... on the back of good prospects of a vaccine...

For three weeks now, the markets have been reacting to the easing uncertainty in the US Presidential election and the good news about the Pfizer/BioNTech and Moderna vaccines (both 95% effective). On this basis, these pharmaceutical companies will be in a position to apply for a fast-track approval and will probably obtain the green light from American and European authorities before year-end. Vaccination campaigns may therefore start as early as January, first for medical staff and high-risk groups, and probably between March and September for the general public.

... despite some short-term challenges

Investors are essentially ignoring the second wave of the pandemic (which continues to spread in the US) and some weakening economic indicators, such as consumer confidence, retail sales and new jobless claims. They are doing the same with political issues, paying almost no attention to the standstill situation with both the new US incentive programme and the trade agreement between Britain and the European Union. Even the European Recovery Fund and the multiannual budget have still not been approved owing to the veto by Poland and Hungary because of the terms of the rule of law.

The markets shunned the raging pandemic in the United States and the fear of a double- dip recession this winter, clinging to the idea that vaccines will help lead to “normal” life and a permanent economic recovery by mid-2021.

Value stocks have lagged too much

In recent months we have regularly discussed the gap between stock markets on the one hand and the real economy on the other, but also the huge valuation gap between growth stocks and value stocks, in other words, between the new economy and the old. No one denies that e-commerce and online channels can boast better structural growth trends and also benefit from lockdowns. But while the prices of these stocks were posting hyperbolic rises, we have seen many stocks in the old economy reach cyclical floors: financial stocks, auto producers, energy stocks, etc. However as in 2000, this movement was too one-sided and had to reverse sooner or later.
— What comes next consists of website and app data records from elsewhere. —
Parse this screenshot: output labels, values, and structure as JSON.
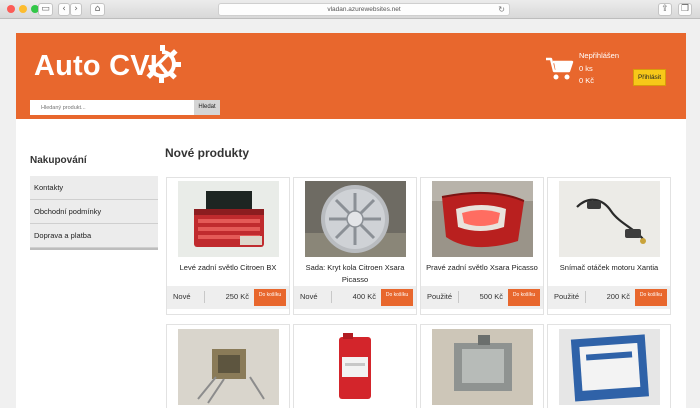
{
  "browser": {
    "url": "vladan.azurewebsites.net"
  },
  "header": {
    "logo": "Auto CVK",
    "search_placeholder": "Hledaný produkt...",
    "search_button": "Hledat",
    "user_status": "Nepřihlášen",
    "cart_count": "0 ks",
    "cart_price": "0 Kč",
    "login_button": "Přihlásit"
  },
  "sidebar": {
    "title": "Nakupování",
    "items": [
      "Kontakty",
      "Obchodní podmínky",
      "Doprava a platba"
    ]
  },
  "main": {
    "title": "Nové produkty",
    "buy_label": "Do košíku",
    "products": [
      {
        "name": "Levé zadní světlo Citroen BX",
        "condition": "Nové",
        "price": "250 Kč"
      },
      {
        "name": "Sada: Kryt kola Citroen Xsara Picasso",
        "condition": "Nové",
        "price": "400 Kč"
      },
      {
        "name": "Pravé zadní světlo Xsara Picasso",
        "condition": "Použité",
        "price": "500 Kč"
      },
      {
        "name": "Snímač otáček motoru Xantia",
        "condition": "Použité",
        "price": "200 Kč"
      }
    ]
  },
  "colors": {
    "accent": "#e8672d",
    "login": "#f7c819"
  }
}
The US elections and encouraging vaccine news triggers the great rotation

 

After some false starts, since early November we have been seeing a convincing rotation out of growth stocks into value stocks, or from defensive stocks to cyclicals. Catalysts included Joe Biden's victory, thus paving the way for a more reflationary policy and a rise in interest rates, and the good news about vaccines that suggest a reopening or continuation of the recovery in more traditional segments of the economy. However, the rotation did not imply a sharp correction in growth stocks (the Nasdaq is still hovering at around an all-time high), but instead consisted of a vigorous catch-up movement for lagging cyclical value stocks, as well as for small caps relative to large caps, as well as lagging regions. While US and Chinese stock markets have been in positive territory for some time, we are seeing essentially European stock markets gaining ground since early November, thereby reducing their year-to-date losses. In three weeks, the S&P500 and Nasdaq have risen by 8% and the Stoxx Europe 600 by 14%, while indices comprised of more traditional value stocks such as the Eurostoxx50 have even gained 17%. European stock markets thus broke through the ceiling of their rather flat trading range since the beginning of the summer. 
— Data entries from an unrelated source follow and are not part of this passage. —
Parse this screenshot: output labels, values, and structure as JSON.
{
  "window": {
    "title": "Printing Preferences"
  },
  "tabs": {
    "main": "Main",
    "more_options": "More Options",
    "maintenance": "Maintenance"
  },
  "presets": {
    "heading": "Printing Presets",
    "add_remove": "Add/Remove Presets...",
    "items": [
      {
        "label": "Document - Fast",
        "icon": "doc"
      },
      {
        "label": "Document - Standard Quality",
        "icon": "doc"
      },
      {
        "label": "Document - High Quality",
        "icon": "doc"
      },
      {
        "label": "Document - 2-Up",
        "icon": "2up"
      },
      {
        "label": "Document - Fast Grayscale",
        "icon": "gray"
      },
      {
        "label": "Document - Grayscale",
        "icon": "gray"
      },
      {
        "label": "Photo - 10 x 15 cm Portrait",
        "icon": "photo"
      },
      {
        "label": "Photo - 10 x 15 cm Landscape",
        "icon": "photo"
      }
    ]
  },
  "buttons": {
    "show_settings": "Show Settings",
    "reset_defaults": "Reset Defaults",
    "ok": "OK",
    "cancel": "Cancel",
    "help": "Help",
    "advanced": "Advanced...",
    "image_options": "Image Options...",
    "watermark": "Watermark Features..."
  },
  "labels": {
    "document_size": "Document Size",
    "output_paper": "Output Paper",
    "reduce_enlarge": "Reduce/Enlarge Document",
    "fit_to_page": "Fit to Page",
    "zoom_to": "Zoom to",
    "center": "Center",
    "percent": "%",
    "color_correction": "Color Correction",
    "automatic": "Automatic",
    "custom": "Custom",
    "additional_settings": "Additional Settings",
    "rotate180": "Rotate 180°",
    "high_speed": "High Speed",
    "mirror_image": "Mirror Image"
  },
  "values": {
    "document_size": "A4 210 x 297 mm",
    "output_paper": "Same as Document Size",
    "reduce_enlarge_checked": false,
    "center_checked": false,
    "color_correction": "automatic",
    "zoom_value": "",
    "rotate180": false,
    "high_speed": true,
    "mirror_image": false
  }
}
Potential corrections will offer a buying opportunity

However, further volatility in the short term cannot be ruled out, in view of the weakening economic indicators and the fact that the new US stimulus programme is waiting longer than expected (and may only occur after the inauguration of the new president on 20 January 2021), as well as the growing risk of a ‘hard’ Brexit if no trade agreement is reached. However, given that 2021 should see a more pronounced economic recovery through vaccines and new fiscal incentives, we would be in favour of taking advantage of any further corrections by looking for buying opportunities. There may also be a pause in the rotation into cyclical value stocks, but we think the movement we have seen recently is only a foretaste of an even broader catch-up movement that awaits us next year.